*ACTIVITY*.
All lines with the word "freq" must be pulled from the entries below.
((
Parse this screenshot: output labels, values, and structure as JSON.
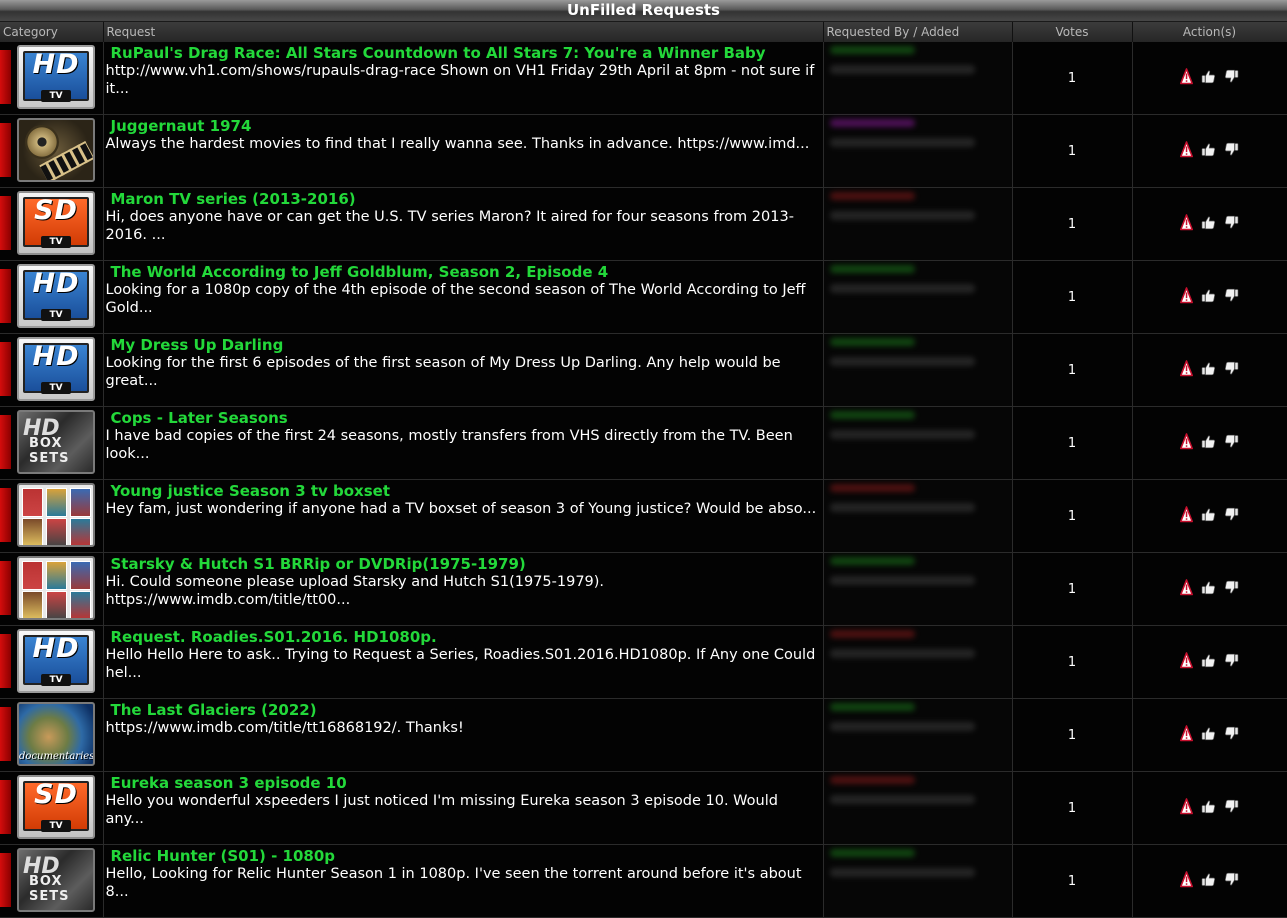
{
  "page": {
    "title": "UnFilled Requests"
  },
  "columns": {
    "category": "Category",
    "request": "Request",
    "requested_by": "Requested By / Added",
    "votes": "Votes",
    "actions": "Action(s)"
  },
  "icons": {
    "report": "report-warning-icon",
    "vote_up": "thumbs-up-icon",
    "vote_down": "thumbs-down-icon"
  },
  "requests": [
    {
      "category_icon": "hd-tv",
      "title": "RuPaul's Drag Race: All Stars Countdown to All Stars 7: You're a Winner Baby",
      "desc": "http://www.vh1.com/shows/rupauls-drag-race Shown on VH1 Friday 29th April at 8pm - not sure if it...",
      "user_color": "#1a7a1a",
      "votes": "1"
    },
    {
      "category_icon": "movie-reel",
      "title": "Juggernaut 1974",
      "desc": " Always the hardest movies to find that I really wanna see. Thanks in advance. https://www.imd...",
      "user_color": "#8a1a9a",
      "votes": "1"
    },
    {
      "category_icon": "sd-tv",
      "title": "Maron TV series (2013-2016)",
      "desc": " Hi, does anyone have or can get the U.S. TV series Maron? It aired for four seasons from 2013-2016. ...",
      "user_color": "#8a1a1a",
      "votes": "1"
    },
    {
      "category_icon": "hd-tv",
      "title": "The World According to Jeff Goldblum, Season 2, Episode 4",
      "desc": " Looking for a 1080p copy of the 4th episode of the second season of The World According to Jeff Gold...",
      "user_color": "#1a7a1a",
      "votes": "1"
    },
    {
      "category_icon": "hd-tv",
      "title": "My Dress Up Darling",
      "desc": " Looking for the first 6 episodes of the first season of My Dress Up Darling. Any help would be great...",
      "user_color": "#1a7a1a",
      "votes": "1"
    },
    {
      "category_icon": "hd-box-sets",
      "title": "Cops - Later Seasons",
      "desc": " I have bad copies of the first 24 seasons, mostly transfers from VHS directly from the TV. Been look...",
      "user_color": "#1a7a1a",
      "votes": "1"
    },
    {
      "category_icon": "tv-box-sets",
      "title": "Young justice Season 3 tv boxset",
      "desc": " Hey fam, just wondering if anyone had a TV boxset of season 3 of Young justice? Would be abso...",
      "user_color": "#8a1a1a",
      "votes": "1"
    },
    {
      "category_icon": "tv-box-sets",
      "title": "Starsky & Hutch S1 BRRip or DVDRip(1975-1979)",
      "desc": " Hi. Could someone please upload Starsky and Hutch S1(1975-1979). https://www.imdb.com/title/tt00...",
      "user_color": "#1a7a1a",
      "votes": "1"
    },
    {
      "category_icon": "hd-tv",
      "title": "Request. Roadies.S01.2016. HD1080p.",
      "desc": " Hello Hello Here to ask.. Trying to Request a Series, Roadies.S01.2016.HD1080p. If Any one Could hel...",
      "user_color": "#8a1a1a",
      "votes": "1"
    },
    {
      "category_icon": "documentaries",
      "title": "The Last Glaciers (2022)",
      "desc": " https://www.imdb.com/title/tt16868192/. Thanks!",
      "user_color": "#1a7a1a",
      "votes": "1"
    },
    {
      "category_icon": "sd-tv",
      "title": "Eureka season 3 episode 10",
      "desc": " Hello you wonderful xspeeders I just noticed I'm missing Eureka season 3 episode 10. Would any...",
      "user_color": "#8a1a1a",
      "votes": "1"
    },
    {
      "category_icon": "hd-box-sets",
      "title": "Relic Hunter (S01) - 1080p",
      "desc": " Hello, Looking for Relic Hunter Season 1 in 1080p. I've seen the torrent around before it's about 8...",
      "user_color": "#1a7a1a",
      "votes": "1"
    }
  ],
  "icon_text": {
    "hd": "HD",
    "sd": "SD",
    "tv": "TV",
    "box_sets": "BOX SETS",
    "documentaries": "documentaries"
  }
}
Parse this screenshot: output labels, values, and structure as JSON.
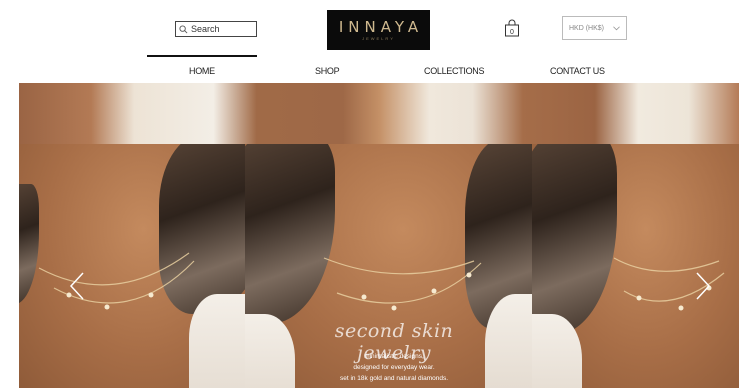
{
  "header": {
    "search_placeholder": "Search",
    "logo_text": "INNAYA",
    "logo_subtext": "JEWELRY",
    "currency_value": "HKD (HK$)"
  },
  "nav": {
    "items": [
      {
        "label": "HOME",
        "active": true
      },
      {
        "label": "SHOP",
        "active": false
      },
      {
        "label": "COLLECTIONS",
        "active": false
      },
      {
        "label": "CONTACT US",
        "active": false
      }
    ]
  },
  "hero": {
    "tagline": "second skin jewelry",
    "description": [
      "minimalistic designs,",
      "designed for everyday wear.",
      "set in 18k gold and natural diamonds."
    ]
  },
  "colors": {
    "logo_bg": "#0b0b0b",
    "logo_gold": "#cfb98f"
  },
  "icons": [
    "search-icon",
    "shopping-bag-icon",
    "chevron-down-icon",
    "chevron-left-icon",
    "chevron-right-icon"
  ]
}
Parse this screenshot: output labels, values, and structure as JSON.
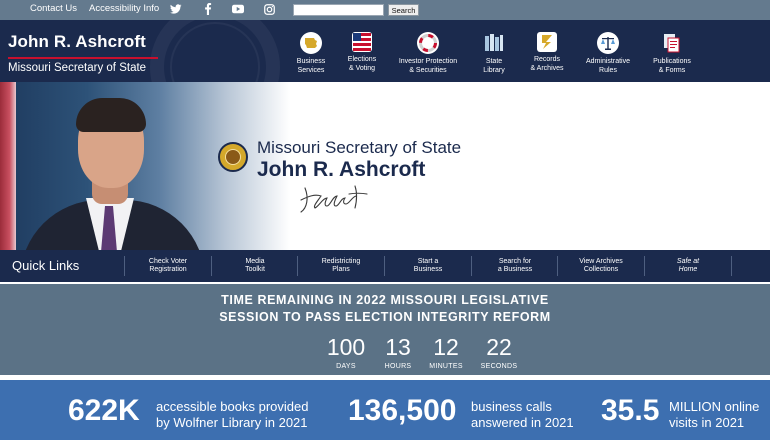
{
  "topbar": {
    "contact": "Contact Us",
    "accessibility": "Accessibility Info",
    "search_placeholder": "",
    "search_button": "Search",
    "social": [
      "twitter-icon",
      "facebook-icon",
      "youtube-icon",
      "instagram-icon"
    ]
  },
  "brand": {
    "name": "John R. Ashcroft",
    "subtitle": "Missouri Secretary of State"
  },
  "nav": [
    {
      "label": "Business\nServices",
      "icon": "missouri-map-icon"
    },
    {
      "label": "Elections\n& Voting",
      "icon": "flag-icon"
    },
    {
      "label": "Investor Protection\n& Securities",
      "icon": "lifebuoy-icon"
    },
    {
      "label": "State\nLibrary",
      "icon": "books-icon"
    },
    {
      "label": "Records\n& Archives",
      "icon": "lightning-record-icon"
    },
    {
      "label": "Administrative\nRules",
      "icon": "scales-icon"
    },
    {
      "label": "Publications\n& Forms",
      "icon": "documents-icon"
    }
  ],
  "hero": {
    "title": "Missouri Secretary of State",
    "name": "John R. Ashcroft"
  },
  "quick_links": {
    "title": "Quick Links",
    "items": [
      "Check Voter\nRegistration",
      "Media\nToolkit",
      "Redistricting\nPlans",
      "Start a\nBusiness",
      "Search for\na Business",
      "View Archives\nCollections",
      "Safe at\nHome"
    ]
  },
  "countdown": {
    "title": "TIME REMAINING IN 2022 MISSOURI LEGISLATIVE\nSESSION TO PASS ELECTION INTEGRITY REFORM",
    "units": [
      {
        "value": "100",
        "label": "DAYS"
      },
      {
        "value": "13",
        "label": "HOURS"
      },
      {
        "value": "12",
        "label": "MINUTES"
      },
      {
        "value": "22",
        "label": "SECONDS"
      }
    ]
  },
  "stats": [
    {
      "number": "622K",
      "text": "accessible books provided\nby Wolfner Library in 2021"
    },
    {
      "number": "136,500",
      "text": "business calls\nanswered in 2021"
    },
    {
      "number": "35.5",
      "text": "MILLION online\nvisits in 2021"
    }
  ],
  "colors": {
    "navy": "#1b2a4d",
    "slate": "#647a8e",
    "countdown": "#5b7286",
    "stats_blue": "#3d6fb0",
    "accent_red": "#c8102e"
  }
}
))
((
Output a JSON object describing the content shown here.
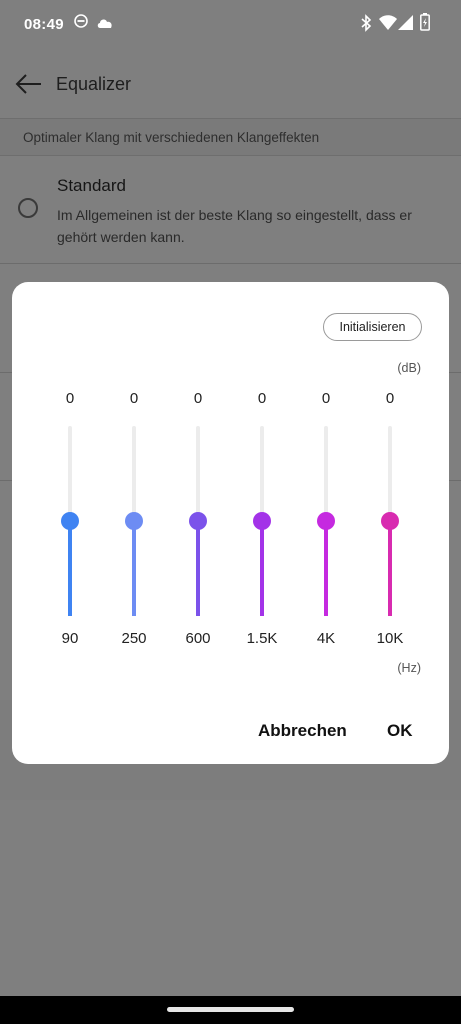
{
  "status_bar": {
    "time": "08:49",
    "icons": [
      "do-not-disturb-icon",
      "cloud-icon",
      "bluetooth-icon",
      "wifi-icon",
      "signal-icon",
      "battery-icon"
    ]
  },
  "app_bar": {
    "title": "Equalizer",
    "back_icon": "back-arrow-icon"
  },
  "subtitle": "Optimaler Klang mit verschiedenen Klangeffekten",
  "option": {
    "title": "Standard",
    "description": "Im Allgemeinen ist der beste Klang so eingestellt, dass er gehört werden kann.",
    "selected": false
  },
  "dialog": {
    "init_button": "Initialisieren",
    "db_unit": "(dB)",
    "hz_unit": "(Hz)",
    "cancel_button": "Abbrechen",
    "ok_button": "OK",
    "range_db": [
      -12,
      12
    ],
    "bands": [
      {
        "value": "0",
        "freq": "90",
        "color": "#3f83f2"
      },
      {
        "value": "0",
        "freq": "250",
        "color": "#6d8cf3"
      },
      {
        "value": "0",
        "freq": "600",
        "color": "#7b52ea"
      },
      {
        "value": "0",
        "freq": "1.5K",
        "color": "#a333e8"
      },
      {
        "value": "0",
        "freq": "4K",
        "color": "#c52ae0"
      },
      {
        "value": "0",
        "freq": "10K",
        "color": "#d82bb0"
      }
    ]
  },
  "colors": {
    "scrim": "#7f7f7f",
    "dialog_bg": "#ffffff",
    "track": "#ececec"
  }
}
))
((
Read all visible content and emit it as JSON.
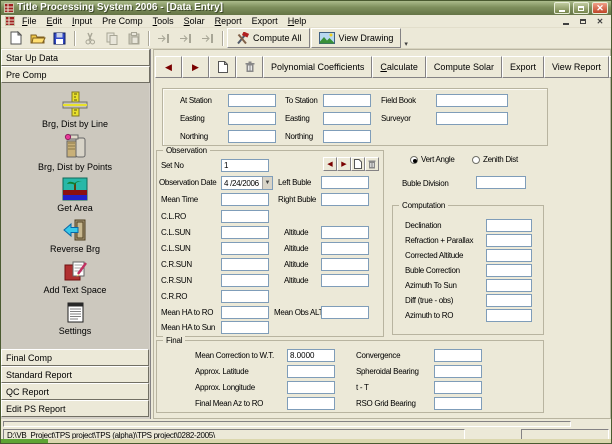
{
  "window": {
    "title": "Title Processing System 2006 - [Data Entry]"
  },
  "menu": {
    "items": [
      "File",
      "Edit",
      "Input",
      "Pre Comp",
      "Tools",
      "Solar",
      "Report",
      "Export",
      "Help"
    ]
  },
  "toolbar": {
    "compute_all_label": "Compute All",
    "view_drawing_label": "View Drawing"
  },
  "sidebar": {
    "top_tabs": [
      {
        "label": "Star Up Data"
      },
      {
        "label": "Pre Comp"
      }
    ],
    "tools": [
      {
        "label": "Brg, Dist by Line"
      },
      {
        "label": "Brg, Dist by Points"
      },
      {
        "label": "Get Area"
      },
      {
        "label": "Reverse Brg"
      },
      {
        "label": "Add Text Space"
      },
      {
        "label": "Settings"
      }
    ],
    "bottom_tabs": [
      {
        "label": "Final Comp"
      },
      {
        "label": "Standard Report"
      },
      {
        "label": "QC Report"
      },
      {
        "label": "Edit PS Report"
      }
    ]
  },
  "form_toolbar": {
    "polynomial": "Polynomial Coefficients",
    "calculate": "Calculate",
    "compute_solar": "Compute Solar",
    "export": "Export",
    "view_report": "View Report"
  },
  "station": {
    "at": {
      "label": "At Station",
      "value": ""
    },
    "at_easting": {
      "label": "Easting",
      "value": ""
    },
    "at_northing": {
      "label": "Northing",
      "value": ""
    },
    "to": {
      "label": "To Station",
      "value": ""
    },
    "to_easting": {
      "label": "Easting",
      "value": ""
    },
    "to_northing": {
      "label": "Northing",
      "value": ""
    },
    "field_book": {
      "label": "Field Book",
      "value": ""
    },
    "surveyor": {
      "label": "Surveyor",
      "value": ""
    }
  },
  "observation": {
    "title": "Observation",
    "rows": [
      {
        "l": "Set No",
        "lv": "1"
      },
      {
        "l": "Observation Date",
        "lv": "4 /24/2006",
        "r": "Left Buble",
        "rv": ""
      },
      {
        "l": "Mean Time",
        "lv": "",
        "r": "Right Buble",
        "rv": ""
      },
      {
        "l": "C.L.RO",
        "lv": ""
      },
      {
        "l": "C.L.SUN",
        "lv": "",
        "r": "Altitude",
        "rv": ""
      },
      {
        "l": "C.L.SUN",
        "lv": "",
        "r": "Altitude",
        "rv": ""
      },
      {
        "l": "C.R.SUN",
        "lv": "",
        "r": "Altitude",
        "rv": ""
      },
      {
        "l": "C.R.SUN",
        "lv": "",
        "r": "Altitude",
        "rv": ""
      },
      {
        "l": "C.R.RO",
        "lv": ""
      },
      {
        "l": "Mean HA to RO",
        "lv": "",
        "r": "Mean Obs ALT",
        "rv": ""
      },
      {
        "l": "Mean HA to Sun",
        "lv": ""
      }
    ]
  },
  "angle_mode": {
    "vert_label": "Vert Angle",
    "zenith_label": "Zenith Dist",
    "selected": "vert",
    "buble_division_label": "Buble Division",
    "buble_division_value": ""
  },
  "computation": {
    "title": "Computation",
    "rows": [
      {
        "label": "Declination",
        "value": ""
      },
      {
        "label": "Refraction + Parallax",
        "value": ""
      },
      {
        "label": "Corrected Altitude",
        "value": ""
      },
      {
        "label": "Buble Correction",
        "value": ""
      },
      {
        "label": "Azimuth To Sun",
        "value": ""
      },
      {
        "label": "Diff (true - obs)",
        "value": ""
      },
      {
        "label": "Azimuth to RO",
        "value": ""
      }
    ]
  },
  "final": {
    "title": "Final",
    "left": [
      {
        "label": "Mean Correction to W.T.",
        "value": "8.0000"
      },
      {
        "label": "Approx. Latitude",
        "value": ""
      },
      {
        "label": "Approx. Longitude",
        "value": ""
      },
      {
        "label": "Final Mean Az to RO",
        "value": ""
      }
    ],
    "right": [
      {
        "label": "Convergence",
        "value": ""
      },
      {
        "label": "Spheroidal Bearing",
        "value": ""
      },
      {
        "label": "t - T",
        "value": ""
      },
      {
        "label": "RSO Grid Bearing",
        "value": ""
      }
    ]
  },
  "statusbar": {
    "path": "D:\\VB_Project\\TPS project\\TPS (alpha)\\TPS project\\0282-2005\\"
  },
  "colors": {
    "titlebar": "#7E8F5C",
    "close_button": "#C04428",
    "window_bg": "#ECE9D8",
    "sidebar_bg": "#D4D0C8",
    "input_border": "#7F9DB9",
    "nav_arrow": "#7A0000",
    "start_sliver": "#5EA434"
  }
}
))
*WRITTEN ANSWER*.
        "freq": "90",
        "freq": "250",
        "freq": "600",
        "freq": "1.5K",
        "freq": "4K",
        "freq": "10K",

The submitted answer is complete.